We hear how the case of a New York man charged with murder was one of the first to introduce neuroscience as evidence in court.  Plus, how technology hooks us – a young man so addicted to video games, he lacked social skills, or even a desire to eat.  Find out how technology designers conspire against his digital detox.

Also, even if your brain is intact and your only task is choosing a sock color, are you really in control?  How your unconscious directs even mundane behavior … and how you can outwit it.

Guests:

This encore podcast was first released on  04/10/2017

Podcast will be made available this coming Monday at - http://bigpicturescience.org/

You can listen to this and other episodes at http://bigpicturescience.org/, and be sure to check out Blog Picture Science, the companion blog to the radio show.

Sunday, May 13, 2018

Big Picture Science for May 14, 2018 - You Are Exposed

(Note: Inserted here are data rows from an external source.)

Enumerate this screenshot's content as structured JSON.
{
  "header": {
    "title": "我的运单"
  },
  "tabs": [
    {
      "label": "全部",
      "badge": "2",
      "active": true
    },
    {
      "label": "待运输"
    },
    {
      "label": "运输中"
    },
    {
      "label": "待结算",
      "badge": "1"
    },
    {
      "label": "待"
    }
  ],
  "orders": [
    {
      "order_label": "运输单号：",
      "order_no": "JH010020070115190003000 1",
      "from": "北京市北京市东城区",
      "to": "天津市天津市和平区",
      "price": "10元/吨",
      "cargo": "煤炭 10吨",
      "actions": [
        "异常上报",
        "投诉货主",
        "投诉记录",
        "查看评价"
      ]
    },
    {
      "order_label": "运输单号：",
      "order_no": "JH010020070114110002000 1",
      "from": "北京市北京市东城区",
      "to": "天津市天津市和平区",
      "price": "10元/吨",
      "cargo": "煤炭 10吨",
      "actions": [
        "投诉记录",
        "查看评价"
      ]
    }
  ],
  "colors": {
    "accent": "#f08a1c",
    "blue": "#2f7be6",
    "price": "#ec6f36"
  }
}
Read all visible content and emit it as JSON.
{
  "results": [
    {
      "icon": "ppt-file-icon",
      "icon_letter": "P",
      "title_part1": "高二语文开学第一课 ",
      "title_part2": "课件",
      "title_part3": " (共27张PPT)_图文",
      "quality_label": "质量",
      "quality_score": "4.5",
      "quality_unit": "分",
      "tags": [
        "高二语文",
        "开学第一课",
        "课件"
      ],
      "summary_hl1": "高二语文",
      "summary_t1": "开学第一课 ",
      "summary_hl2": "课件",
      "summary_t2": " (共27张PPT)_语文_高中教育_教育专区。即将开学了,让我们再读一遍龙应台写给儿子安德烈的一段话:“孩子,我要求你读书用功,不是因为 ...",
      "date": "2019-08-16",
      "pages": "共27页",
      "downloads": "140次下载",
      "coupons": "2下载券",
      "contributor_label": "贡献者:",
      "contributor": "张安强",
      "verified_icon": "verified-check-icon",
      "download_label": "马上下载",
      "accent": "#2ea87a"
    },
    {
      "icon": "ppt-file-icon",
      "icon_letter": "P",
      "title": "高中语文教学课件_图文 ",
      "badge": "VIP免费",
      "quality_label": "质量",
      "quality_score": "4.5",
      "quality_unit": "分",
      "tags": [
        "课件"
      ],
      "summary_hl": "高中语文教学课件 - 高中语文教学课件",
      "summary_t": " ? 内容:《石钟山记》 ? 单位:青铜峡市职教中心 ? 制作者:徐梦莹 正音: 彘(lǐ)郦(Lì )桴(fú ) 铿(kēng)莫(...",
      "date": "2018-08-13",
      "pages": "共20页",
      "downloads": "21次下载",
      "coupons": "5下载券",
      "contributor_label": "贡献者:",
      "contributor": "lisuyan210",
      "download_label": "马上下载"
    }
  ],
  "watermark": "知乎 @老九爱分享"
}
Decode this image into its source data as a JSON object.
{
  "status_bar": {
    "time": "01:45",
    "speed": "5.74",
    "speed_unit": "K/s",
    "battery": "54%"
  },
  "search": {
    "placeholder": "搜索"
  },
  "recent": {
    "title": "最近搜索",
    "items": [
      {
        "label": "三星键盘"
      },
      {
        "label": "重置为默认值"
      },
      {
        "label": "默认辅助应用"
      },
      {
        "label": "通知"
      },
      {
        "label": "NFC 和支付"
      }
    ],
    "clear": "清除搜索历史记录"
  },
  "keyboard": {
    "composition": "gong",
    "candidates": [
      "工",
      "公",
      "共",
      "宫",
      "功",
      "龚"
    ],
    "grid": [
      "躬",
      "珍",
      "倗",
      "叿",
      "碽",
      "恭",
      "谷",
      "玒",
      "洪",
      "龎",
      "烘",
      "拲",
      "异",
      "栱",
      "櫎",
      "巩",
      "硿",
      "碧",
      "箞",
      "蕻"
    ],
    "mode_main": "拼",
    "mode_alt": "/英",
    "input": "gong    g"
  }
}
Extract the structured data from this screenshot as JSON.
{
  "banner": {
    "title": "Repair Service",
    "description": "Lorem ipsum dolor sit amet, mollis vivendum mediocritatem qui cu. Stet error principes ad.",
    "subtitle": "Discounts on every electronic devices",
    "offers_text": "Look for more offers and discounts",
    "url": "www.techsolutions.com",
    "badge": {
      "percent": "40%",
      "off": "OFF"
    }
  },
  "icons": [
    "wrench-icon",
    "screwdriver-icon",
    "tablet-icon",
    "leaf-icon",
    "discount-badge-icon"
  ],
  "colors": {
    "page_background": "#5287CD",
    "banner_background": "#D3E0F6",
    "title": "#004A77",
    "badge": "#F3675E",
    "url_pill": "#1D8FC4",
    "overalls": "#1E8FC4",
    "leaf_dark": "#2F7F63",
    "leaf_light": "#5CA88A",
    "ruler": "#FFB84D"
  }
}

Big Picture Science - You Are Exposed

There’s no place like “ome.”  Your microbiome is highly influential in determining your health.  But it’s not the only “ome” doing so.  Your exposome – environmental exposure over a lifetime – also plays a role.

Hear how scientists hope to calculate your entire exposome, from food to air pollution to water contamination.

Plus, new research on the role that microbes play in the development of neurological diseases such as Parkinson’s, and the hot debate about when microbes first colonize the body.  Could a fetus have its own microbiome?

Also, choose your friends wisely: studies of microbe-swapping gazelles reveal the benefits – and the downsides – of being social.

And, why sensors on future toilets will let you do microbiome analysis with every flush.

Guests:
  • Rob Knight – Professor of Pediatrics, Computer Science and Engineering, and Director of the Center for Microbiome Innovation at the University of California, San Diego
  • Vanessa Ezenwa – Ecologist at the University of Georgia
  • Indira Mysorekar – Microbiologist at Washington University in St. Louis, Missouri
  • Gary Miller – Professor of public health at the Rollins School of Public Health and director of the HERCULES Exposome Research Center at Emory University. After August 2018, his lab will be at Columbia University.

You can download this podcast at - http://bigpicturescience.org/episodes/you-are-exposed

You can listen to this and other episodes at http://bigpicturescience.org/, and be sure to check out Blog Picture Science, the companion blog to the radio show.

Sunday, May 06, 2018

Big Picture Science for May 07, 2018 - We Are VR












Big Picture Science - We Are VR

Will virtual reality make you a better person?  It’s been touted as the “ultimate empathy machine,” and one that will connect people who are otherwise emotionally and physically isolated.  The promise of the technology has come a long way since BiPiSci last took a VR tour.  Find out why researchers say virtual reality is no longer an exclusive club for gamers, but a powerful tool to build community.

Seth puts on a VR headset for an immersive experience of a man who’s evicted from his apartment.  Find out why researchers say the experience creates empathy and sparks activism to address homelessness.

Also, why our spouses will love our avatars as much as they do us, the dark side of VR as a space for unchecked harassment, and consider: what if you’re already living a simulation created by your brain?

Guests:
  • Peter Rubin – Editor for Wired, author of “Future Presence: How Virtual reality is Changing Human Connection, Intimacy, and the Limits of Ordinary Life”
  • Jeremy Bailenson – Professor of Communication at Stanford University, founding director of the Virtual Human Interaction Lab, and author of “Experience on Demand: What Virtual Reality Is, How It Works, and What It Can Do”
  • Carolina Cruz-Neira – Director of the Emerging Analytics Center at the University of Arkansas, Little Rock
  • Thomas Metzinger – Philosopher of Mind and Cognitive Science, at Johannes Gutenberg University of Mainz, Germany

You can download this podcast at - http://bigpicturescience.org/episodes/we-are-vr

You can listen to this and other episodes at http://bigpicturescience.org/, and be sure to check out Blog Picture Science, the companion blog to the radio show.